Dublin + The East Travel Guide

The Cobblestone is located at the top of Smithfield, near the Four Courts, in the North Inner City. The D7 area has recently become very trendy among the late '20s and early '30s and many mingle with inner city Dubliners in this convivial old bar.

There’s nothing immediately distinctive or compelling about Peter’s…but then, unassuming comfort is essential for a good Dublin pub. What is notable here is the absence of both trinkety tourist-bait décor and flickering televisions—and the presence of real neighborhood locals.

Just 35 miles south of the city, and right in the heart of the beautiful Wicklow Mountains National Park, the hamlet of Glendalough makes a magical day trip from Dublin.

A 1960's Brutalist building set amid Trinity College's brilliant historic setting creates stark architectural contrast and delightful dissonance.

The resting place of 14 of the executed leaders of the insurrection of 1916.

Attending a true Dublin “trad session”—a group jam session featuring instruments like violin, mandolin, banjo, accordion, and uilleann pipes—is a memorable event.

The latest addition to the George’s Street scene takes a humorous angle on the current economic recession. The owners have outfitted the bar-restaurant like a tenement, with recycled furniture, a hodgepodge of tag-sale objets, and lines of hanging laundry.

The best in Irish design is showcased in this Nassau Street store, handily located between Trinity College and the National Museum on Kildare Street.

Walking into this somber, dignified Protestant church with its magnificent organ is certainly impressive—but the star attraction here is underneath your feet. After a guide opens a creaking door, revealing a dark stone staircase, you can creep down into the crypt of St.

A standout collection of European masters.

The cheeses are displayed on long wooden tables and kept at a constant temperature of around 50 degrees.

Devitts on Camden Street is a great little pub for a chat and a couple of pints. The atmosphere is relaxed and the sound of conversation is all that fills the air. The pints are great and the service is grand. The bar is quite long and the seating area is quite spacious.

It’s brash and showy, but this archetypal Dawson Street bar is still well worth a visit.

To the north of Dublin, the rural county of Meath and the Boyne Valley comprise an area rich with ancient sites.
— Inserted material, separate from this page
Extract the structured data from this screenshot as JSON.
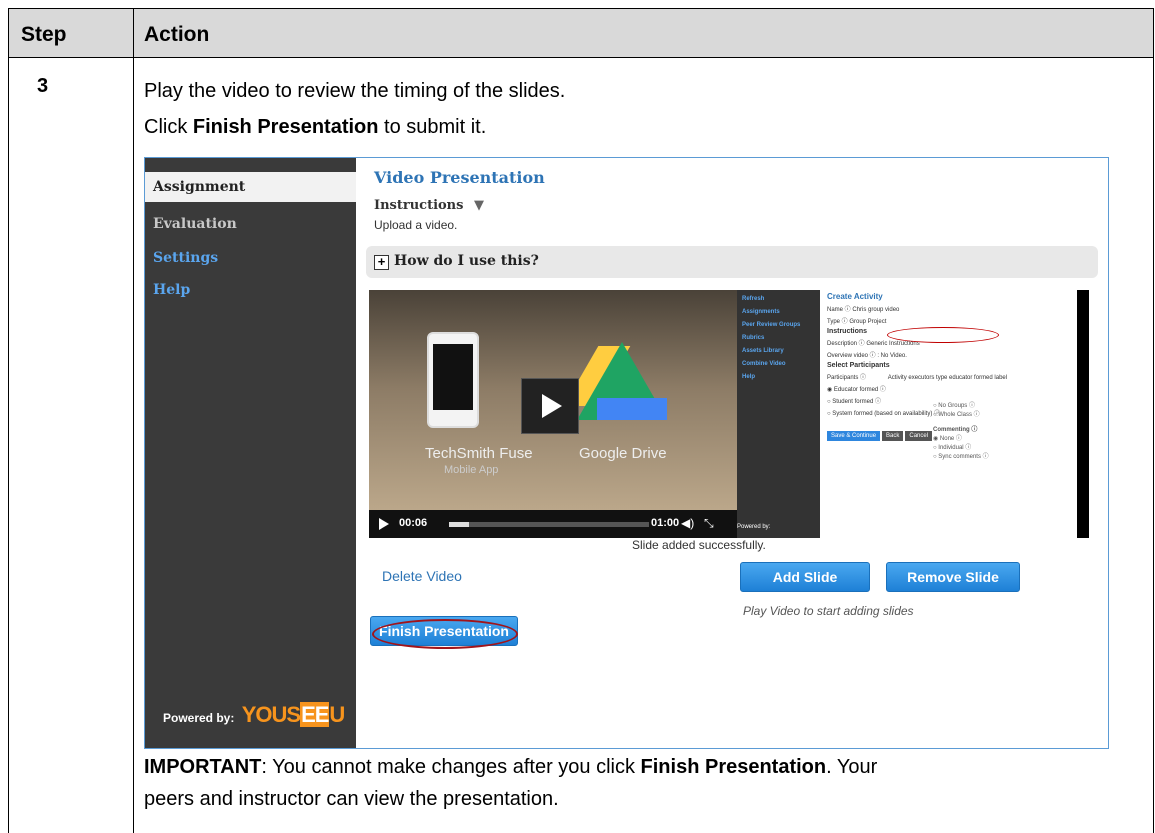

The best known among these is Newgrange, a 5,000-year-old passage tomb and ancient temple that predates Stonehenge (it’s part of a larger complex called Brú na Bóinne).
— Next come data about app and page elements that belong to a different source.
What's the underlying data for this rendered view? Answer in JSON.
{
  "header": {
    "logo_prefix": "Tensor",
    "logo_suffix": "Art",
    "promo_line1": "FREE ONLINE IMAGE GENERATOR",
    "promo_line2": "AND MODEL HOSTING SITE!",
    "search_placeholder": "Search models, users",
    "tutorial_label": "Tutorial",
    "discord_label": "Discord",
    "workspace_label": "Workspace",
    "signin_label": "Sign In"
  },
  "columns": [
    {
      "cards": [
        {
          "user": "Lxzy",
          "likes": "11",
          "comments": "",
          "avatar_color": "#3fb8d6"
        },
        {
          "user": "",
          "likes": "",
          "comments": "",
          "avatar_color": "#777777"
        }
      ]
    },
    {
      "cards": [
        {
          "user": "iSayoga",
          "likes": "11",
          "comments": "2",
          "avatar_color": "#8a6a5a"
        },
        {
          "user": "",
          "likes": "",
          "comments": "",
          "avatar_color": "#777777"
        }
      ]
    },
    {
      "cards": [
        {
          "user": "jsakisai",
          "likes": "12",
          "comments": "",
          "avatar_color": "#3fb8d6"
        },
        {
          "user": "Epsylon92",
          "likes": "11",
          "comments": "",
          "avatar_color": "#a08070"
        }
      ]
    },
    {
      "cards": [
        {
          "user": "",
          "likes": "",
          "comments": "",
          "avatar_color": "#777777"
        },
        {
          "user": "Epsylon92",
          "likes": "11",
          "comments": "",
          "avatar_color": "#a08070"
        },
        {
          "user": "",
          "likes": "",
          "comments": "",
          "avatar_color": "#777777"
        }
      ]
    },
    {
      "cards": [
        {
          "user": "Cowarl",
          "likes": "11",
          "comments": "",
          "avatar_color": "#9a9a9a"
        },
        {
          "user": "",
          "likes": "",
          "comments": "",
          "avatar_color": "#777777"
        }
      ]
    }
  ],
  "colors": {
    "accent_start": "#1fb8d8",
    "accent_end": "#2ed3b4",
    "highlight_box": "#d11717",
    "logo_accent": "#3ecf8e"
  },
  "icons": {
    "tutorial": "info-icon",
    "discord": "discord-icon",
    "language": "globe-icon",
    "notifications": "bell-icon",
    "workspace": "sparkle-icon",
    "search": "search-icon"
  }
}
An oasis of tranquillity in the teeming center of Dublin, this campus of wide green lawns and stately 16th-century buildings is the city’s undisputed jewel.